> _PROBLEM DESCRIPTION_
The reply must consist of the entire listing, reproduced exactly.

> _INFORMATION PROVIDED_
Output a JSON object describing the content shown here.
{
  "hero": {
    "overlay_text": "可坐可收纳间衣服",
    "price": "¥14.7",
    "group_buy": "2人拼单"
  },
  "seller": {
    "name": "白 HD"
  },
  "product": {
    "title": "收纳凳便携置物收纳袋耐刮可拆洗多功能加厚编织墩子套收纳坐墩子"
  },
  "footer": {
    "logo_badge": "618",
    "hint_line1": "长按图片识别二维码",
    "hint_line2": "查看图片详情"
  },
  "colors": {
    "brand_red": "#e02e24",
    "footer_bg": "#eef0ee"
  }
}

> _WRITTEN ANSWER_
Output a JSON object describing the content shown here.
{
  "hero": {
    "overlay_text": "可坐可收纳间衣服",
    "price": "¥14.7",
    "group_buy": "2人拼单"
  },
  "seller": {
    "name": "白 HD"
  },
  "product": {
    "title": "收纳凳便携置物收纳袋耐刮可拆洗多功能加厚编织墩子套收纳坐墩子"
  },
  "footer": {
    "logo_badge": "618",
    "hint_line1": "长按图片识别二维码",
    "hint_line2": "查看图片详情"
  },
  "colors": {
    "brand_red": "#e02e24",
    "footer_bg": "#eef0ee"
  }
}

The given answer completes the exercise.